Purpose

I will try my best to provide detailed info on various cars and what is like to live with them, I have already produced a few for Jaguar-car-forums, I will do my best to be unbiased, but it will be hard for some cars.
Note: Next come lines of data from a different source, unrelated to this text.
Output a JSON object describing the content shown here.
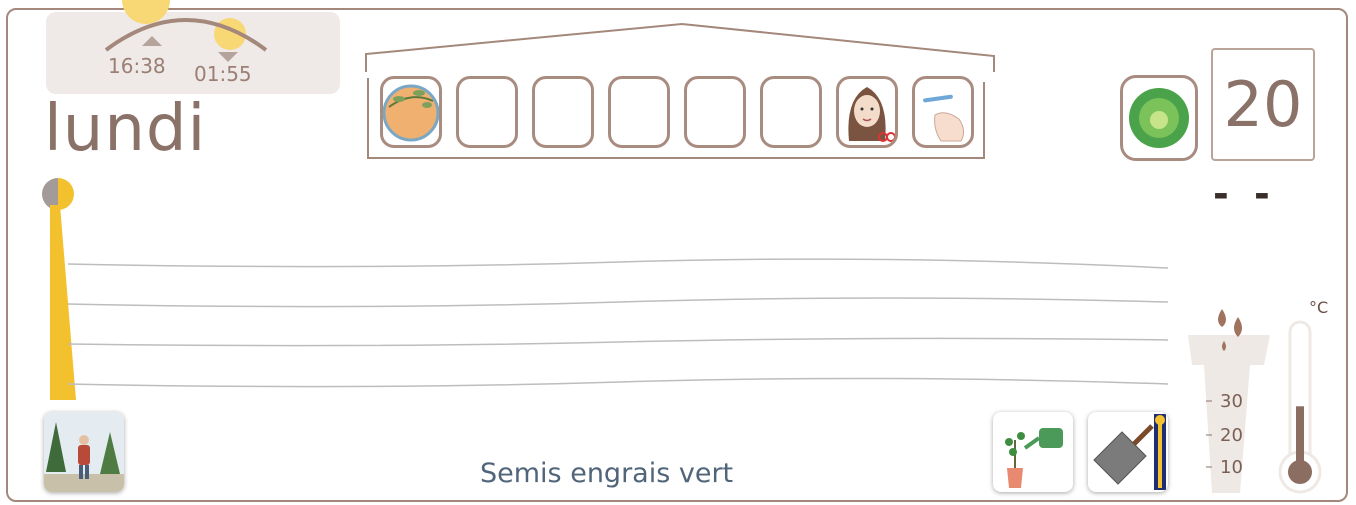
{
  "sun": {
    "sunset_time": "16:38",
    "sunrise_time": "01:55",
    "sun_color": "#f8d775",
    "arc_color": "#a4887b"
  },
  "day": {
    "name": "lundi"
  },
  "activity_strip": {
    "tiles": [
      {
        "icon": "plant-bowl-icon",
        "filled": true
      },
      {
        "icon": "empty-slot",
        "filled": false
      },
      {
        "icon": "empty-slot",
        "filled": false
      },
      {
        "icon": "empty-slot",
        "filled": false
      },
      {
        "icon": "empty-slot",
        "filled": false
      },
      {
        "icon": "empty-slot",
        "filled": false
      },
      {
        "icon": "haircut-icon",
        "filled": true
      },
      {
        "icon": "hand-toothbrush-icon",
        "filled": true
      }
    ]
  },
  "vegetable": {
    "icon": "lettuce-icon"
  },
  "counter": {
    "value": "20",
    "sub": "- -"
  },
  "moon": {
    "icon": "half-moon-icon"
  },
  "day_progress": {
    "fraction": 1.0,
    "color": "#f4c12e"
  },
  "caption": {
    "text": "Semis engrais vert"
  },
  "bottom_buttons": {
    "hiking": {
      "icon": "hiking-icon"
    },
    "watering": {
      "icon": "watering-can-icon"
    },
    "spade": {
      "icon": "spade-icon"
    }
  },
  "rain_gauge": {
    "icon": "rain-drops-icon",
    "labels": [
      "30",
      "20",
      "10"
    ]
  },
  "thermometer": {
    "unit": "°C",
    "level": 0.45,
    "color": "#8c6d62"
  }
}
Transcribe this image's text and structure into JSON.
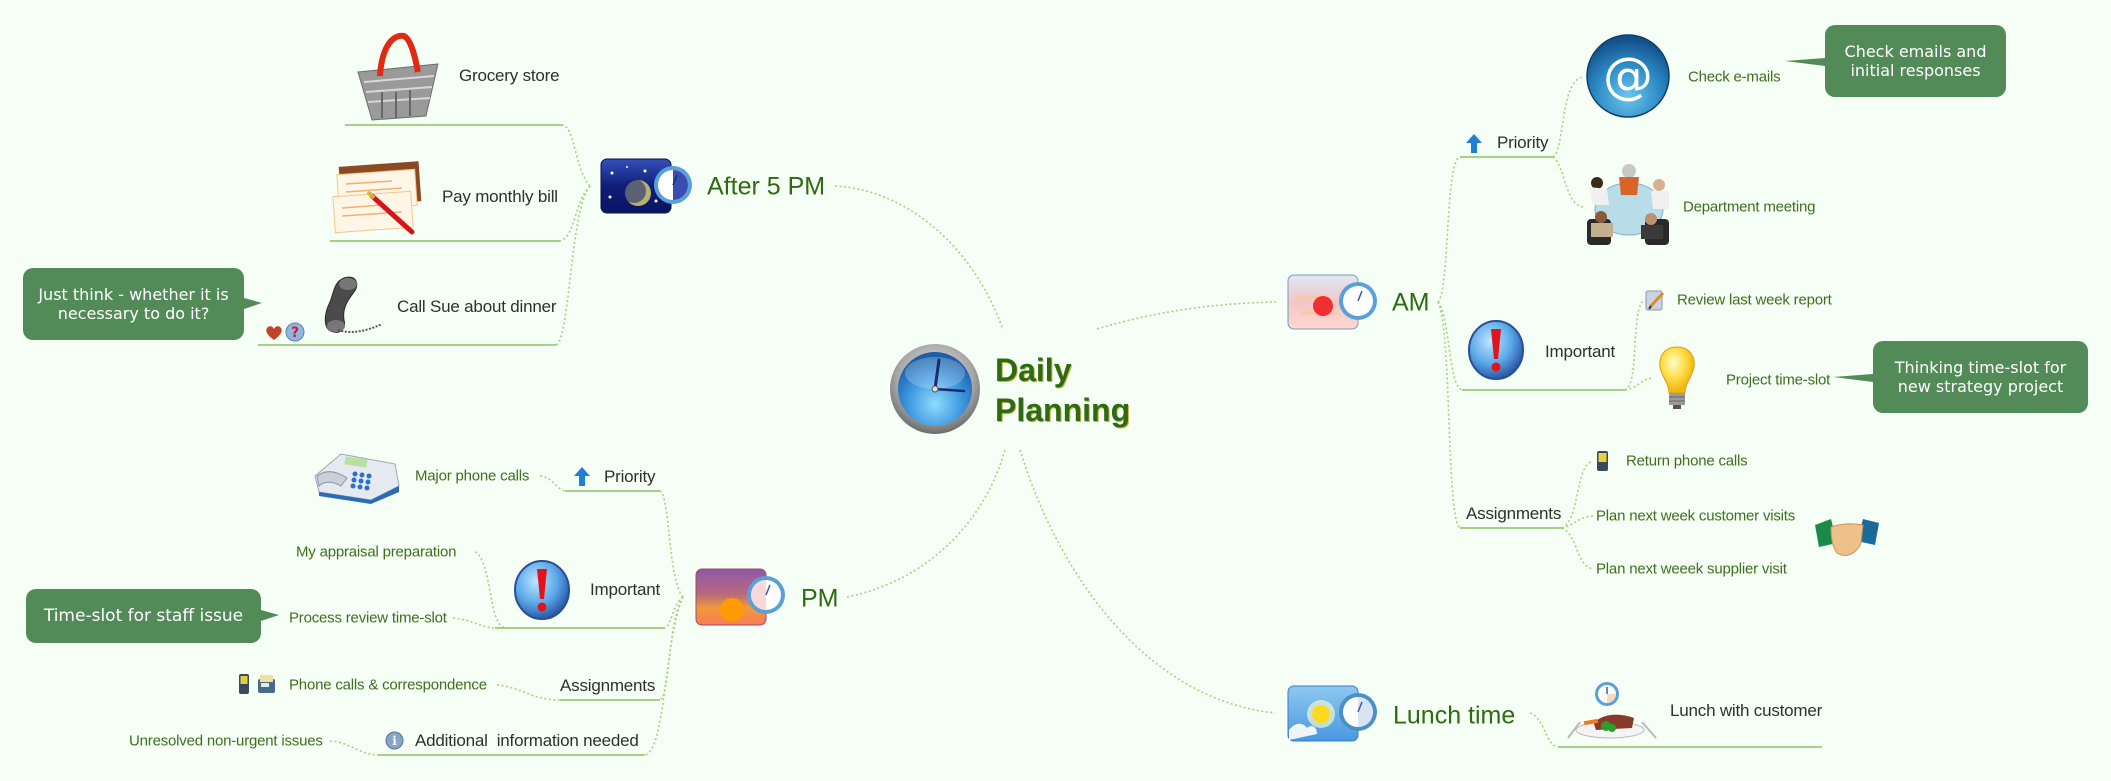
{
  "title": {
    "line1": "Daily",
    "line2": "Planning"
  },
  "colors": {
    "background": "#f5fff5",
    "branch_label": "#2e6a12",
    "leaf_label": "#3f6e1e",
    "sub_label": "#2f2f2f",
    "callout_bg": "#528b58",
    "connector": "#a7d07f",
    "underline": "#8fbf66"
  },
  "after5pm": {
    "label": "After 5 PM",
    "icon": "night-clock-icon",
    "items": [
      {
        "label": "Grocery store",
        "icon": "shopping-basket-icon"
      },
      {
        "label": "Pay monthly bill",
        "icon": "bill-pen-icon"
      },
      {
        "label": "Call Sue about dinner",
        "icon": "telephone-receiver-icon",
        "markers": [
          "heart-icon",
          "question-icon"
        ],
        "callout": "Just think - whether it is necessary to do it?"
      }
    ]
  },
  "pm": {
    "label": "PM",
    "icon": "sunset-clock-icon",
    "groups": [
      {
        "label": "Priority",
        "icon": "priority-arrow-icon",
        "items": [
          {
            "label": "Major phone calls",
            "icon": "desk-phone-icon"
          }
        ]
      },
      {
        "label": "Important",
        "icon": "exclamation-icon",
        "items": [
          {
            "label": "My appraisal preparation"
          },
          {
            "label": "Process review time-slot",
            "callout": "Time-slot for staff issue"
          }
        ]
      },
      {
        "label": "Assignments",
        "items": [
          {
            "label": "Phone calls & correspondence",
            "icons": [
              "mobile-phone-icon",
              "fax-icon"
            ]
          }
        ]
      },
      {
        "label": "Additional  information needed",
        "icon": "info-icon",
        "items": [
          {
            "label": "Unresolved non-urgent issues"
          }
        ]
      }
    ]
  },
  "am": {
    "label": "AM",
    "icon": "sunrise-clock-icon",
    "groups": [
      {
        "label": "Priority",
        "icon": "priority-arrow-icon",
        "items": [
          {
            "label": "Check e-mails",
            "icon": "email-at-icon",
            "callout": "Check emails and initial responses"
          },
          {
            "label": "Department meeting",
            "icon": "meeting-table-icon"
          }
        ]
      },
      {
        "label": "Important",
        "icon": "exclamation-icon",
        "items": [
          {
            "label": "Review last week report",
            "icon": "notepad-pencil-icon"
          },
          {
            "label": "Project time-slot",
            "icon": "lightbulb-icon",
            "callout": "Thinking time-slot for new strategy project"
          }
        ]
      },
      {
        "label": "Assignments",
        "items": [
          {
            "label": "Return phone calls",
            "icon": "mobile-phone-icon"
          },
          {
            "label": "Plan next week customer visits",
            "icon": "handshake-icon"
          },
          {
            "label": "Plan next weeek supplier visit"
          }
        ]
      }
    ]
  },
  "lunch": {
    "label": "Lunch time",
    "icon": "daytime-clock-icon",
    "items": [
      {
        "label": "Lunch with customer",
        "icon": "meal-plate-clock-icon"
      }
    ]
  }
}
I will re-produce press releases and copy from other motoring news.

Monday, 12 September 2016

Keen on getting a cheap VW Group car after the diesel scandal, well, hard luck, residuals have remained roughly the same.

  • Bargain hunters disappointed as Volkswagen Group sales remain firm
  • VW Group cars retain above average value despite scandal last year
  • VW Golf and Polo models among top 10 sellers in 2016
  • Three in five motorists as likely to buy from VW brands as they were before scandal
Motorists hoping to bag a bargain following the Volkswagen Group emissions scandal will be disappointed, because residual values of models from VW, Audi, Skoda and Seat have barely moved, according to research by Whatcar.com.
One year ago, on 16 September 2015, the VW dieselgate scandal broke, which led to the firm admitting to using a defeat device to alter the results of emissions tests for several years.

Canny drivers might have hoped that sales of VW Group cars would drop and second-hand models would plummet in price but neither appears to have happened, with the Volkswagen Golf and Polo still among the top 10 cars sold so far this year.
Meanwhile, Whatcar.com’s depreciation database, which helps motorists calculate how much money their car will lose based on age and mileage, shows VW, Audi and Skoda models retain above average value after three years and/or 36,000 miles.
The lack of depreciation is borne out by the UK public’s view of the mainstream VW Group brands (VW, Audi, Skoda and Seat). A survey* conducted by Whatcar.com shows that three in five motorists (59%) are just as likely to buy from VW brands as they were before the scandal.
What Car? Editor, Steve Huntingford, said: “I’m sure there are motorists out there who were rubbing their hands in glee at the thought of used VW prices falling off a cliff because of the emissions debacle.
“That simply hasn’t come to pass, however, and while the VW story continues to rumble on a year after the story first came to light, the Golf and Polo are still among the most popular new cars in the UK and are holding above average value.
“What this reflects is the fact that, although VW has cheated and undoubtedly still has a job to do to retain the trust of its customers going forwards, it still makes cars that consumers want to buy.”
Overall, VW models retain 42.21%** of their original value now, down 2.7% compared with just before the scandal broke. Audi models have depreciated a similar amount in the same timescale, dropping from retaining 47.58% of their original value in July 2015 to 44.72% in June this year, a fall of 2.9%.
Seat and Skoda models have also depreciated post-scandal, but only by negligible amounts, with drops of 0.46% and 0.43% respectively.
However, across the automotive industry as a whole, there has been a dip in residual values of slightly more than 2% for all manufacturers, meaning that the VW Group brands are reflecting the market standard.
Overall, across all car makers, the average residual value for a three-year-old car and/or 36,000 miles is 41.69%
*The survey used responses from the Haymarket Motoring Panel which consists of 4000 respondents drawn from readers of What Car?Autocar and Pistonheads
**All data taken from July 2015 and June 2016